Problem to work on:
Below are records; give the number of their lines that contain "name", and only that number.

(Excerpts from an interface dataset)

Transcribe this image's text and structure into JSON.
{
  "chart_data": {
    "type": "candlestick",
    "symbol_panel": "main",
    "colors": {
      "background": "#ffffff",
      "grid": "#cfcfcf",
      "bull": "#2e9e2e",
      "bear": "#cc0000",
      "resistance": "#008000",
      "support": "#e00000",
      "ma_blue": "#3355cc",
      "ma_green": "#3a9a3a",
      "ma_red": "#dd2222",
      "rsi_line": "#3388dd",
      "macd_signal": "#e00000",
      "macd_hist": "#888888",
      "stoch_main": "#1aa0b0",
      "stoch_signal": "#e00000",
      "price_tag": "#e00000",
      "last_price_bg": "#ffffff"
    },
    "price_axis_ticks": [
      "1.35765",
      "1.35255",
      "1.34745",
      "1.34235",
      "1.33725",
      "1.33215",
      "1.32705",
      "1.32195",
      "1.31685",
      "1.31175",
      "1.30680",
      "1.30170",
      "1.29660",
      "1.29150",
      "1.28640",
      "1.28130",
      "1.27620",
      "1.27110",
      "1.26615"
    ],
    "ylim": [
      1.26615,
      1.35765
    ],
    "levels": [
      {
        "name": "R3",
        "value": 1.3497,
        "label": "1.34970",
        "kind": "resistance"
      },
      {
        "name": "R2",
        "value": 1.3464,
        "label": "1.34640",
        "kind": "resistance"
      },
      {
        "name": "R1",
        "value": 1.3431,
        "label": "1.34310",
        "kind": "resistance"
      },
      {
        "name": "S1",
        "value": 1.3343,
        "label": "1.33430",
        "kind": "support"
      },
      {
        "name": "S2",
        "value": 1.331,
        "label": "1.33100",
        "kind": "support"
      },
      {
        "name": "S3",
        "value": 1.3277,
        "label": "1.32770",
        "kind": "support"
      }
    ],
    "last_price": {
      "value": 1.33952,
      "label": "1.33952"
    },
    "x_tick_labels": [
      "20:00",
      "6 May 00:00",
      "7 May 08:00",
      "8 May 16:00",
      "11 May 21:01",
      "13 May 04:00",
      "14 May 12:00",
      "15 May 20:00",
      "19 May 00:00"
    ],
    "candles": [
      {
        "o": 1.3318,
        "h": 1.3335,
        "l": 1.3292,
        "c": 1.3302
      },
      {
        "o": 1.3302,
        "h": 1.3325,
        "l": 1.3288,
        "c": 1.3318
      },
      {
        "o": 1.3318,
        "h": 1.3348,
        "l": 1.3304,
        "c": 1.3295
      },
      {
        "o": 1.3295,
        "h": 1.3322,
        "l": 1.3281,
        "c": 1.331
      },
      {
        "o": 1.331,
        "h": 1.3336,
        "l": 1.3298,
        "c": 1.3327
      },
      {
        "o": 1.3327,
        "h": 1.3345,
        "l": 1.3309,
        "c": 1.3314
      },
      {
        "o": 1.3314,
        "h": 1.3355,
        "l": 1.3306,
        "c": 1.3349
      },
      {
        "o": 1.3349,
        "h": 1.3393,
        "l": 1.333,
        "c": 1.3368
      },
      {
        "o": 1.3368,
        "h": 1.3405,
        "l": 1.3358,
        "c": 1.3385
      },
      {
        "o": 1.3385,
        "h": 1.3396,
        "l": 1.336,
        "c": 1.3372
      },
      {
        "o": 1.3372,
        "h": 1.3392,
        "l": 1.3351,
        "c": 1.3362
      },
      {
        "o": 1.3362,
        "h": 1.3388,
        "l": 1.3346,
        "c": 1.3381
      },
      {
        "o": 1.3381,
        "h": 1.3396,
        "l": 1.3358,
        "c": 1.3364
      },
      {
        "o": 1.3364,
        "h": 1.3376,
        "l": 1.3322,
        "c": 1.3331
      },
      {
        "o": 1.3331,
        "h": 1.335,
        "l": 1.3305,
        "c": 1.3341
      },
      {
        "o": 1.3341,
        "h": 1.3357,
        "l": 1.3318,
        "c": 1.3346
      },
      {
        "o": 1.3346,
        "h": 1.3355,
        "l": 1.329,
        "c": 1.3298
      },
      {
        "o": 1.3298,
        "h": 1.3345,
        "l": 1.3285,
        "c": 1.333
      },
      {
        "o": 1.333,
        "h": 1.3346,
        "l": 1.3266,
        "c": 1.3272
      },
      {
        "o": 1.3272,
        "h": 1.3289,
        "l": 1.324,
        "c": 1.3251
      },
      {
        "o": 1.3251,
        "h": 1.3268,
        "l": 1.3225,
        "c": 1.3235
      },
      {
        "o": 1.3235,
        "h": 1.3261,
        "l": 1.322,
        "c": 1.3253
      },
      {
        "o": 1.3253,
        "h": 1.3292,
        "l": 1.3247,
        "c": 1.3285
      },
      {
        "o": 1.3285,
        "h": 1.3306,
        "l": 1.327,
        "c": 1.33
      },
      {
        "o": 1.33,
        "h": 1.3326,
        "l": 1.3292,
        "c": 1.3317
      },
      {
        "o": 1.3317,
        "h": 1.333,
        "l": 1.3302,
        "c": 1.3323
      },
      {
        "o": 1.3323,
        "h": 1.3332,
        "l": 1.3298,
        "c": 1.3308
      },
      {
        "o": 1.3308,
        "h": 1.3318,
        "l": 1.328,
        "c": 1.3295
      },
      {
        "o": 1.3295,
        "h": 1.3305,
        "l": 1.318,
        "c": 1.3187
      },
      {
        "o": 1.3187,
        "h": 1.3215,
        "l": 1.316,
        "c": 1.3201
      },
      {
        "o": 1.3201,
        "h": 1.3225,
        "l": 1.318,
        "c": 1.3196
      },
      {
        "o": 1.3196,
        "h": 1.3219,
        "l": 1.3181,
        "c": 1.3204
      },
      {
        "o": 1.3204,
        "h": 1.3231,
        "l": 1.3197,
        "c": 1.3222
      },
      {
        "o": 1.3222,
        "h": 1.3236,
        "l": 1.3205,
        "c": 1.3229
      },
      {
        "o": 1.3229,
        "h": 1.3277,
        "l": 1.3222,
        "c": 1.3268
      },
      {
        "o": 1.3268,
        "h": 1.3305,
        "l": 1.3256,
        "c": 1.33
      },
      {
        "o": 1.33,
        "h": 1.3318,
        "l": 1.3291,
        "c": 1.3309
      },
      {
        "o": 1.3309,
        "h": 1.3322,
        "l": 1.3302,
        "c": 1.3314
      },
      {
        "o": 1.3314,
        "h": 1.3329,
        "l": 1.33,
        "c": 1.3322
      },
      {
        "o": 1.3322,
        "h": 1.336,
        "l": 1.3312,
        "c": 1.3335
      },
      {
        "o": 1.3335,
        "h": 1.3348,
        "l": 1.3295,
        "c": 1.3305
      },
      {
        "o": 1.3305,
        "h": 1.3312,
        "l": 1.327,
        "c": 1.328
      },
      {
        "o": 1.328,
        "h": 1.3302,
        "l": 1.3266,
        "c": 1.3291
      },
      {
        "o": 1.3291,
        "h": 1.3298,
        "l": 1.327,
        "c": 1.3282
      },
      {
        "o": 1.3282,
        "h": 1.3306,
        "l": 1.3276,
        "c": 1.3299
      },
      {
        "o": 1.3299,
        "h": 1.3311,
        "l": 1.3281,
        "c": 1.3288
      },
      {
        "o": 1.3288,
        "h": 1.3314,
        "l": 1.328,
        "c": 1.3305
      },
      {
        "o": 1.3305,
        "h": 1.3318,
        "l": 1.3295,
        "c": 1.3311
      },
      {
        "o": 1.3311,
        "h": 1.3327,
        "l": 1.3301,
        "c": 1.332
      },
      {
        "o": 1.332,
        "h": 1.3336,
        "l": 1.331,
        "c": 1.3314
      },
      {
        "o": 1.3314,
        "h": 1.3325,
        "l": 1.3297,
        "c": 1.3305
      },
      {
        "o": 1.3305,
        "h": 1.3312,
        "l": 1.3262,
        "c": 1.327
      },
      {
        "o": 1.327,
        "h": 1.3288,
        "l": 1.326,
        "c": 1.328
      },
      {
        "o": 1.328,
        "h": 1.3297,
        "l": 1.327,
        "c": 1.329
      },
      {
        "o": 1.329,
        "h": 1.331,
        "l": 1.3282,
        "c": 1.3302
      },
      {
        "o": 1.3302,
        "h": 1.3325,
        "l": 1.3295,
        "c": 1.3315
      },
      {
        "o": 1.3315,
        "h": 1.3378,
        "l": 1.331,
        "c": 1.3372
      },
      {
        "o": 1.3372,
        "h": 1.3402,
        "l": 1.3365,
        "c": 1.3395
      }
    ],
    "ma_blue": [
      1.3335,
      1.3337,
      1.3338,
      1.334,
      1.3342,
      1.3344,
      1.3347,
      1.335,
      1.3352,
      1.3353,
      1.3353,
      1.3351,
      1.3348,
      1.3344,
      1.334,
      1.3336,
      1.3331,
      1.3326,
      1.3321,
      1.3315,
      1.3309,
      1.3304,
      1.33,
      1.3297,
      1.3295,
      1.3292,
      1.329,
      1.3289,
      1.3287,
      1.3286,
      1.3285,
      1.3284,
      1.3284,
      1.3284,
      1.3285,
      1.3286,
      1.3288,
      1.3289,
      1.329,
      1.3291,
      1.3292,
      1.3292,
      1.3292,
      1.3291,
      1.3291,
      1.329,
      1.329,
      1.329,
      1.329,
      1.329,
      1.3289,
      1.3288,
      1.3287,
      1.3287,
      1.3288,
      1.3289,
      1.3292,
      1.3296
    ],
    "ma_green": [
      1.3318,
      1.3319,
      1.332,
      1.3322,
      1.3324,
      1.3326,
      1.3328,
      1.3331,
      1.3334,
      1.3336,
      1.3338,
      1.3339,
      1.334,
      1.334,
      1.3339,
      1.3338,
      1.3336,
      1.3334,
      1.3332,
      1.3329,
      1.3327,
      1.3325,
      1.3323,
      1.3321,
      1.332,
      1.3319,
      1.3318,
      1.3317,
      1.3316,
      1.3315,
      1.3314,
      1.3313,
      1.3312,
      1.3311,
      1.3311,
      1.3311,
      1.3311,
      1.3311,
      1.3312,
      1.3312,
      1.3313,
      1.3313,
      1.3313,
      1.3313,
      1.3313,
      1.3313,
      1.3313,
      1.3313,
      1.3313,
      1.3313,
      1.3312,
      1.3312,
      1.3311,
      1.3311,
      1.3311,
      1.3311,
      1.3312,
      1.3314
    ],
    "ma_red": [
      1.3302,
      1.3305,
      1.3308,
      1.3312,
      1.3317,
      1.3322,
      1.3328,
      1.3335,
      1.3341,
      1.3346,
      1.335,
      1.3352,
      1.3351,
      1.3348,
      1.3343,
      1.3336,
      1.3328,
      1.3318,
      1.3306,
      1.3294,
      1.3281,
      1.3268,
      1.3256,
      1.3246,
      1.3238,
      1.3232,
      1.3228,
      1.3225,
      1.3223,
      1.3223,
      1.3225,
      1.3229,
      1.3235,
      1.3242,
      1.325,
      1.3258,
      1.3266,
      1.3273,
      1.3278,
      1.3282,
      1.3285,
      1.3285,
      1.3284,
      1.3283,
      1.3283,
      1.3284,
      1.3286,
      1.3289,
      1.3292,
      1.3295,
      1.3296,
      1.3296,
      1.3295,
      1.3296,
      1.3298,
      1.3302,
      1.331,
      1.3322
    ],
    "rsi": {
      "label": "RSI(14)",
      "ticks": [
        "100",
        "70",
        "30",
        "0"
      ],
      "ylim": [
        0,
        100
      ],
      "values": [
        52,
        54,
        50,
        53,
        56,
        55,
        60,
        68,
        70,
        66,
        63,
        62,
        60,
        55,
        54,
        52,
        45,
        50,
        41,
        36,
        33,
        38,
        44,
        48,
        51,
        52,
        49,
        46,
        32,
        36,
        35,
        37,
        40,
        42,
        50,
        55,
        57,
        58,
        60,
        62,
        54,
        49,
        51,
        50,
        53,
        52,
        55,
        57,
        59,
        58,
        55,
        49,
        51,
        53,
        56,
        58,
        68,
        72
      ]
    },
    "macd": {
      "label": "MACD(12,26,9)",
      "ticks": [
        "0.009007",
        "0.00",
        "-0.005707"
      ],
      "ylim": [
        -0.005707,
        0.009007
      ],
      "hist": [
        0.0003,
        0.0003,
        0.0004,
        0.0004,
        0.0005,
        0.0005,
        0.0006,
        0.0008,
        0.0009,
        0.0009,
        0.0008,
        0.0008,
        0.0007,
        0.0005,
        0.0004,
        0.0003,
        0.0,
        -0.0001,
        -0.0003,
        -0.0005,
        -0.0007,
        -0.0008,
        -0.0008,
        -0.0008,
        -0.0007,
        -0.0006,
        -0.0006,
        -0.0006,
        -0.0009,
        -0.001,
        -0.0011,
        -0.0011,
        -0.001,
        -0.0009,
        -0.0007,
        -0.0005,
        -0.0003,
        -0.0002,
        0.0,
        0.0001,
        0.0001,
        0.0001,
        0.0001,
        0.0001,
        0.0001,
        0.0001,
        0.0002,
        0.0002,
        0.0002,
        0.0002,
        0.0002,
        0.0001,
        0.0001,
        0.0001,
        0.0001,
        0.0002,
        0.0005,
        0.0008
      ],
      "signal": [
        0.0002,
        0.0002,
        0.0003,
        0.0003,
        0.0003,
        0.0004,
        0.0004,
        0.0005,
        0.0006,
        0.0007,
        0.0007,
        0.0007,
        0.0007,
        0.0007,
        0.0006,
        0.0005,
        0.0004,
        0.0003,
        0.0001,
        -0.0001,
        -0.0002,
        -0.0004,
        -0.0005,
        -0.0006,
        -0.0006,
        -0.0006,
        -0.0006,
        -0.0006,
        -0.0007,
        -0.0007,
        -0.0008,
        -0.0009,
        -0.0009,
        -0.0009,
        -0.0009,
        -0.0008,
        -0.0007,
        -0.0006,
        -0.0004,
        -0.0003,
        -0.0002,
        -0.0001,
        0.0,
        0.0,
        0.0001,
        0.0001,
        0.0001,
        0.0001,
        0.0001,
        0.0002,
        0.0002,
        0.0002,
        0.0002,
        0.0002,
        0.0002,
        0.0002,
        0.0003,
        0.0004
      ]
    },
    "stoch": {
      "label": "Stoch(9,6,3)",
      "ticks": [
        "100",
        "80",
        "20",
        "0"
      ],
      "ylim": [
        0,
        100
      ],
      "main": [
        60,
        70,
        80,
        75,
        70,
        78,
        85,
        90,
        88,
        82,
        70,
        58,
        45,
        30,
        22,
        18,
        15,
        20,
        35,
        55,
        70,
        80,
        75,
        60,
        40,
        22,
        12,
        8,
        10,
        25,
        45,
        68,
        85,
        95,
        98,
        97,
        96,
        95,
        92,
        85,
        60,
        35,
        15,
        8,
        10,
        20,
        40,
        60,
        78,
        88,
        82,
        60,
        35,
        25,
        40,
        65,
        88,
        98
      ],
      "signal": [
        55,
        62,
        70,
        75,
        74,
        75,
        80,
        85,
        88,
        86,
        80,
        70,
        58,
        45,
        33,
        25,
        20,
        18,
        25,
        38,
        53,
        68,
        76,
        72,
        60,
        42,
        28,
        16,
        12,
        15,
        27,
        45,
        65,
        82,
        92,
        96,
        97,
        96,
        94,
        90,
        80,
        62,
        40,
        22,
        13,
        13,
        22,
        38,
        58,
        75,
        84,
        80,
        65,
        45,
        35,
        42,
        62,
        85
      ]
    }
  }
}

Task result:
6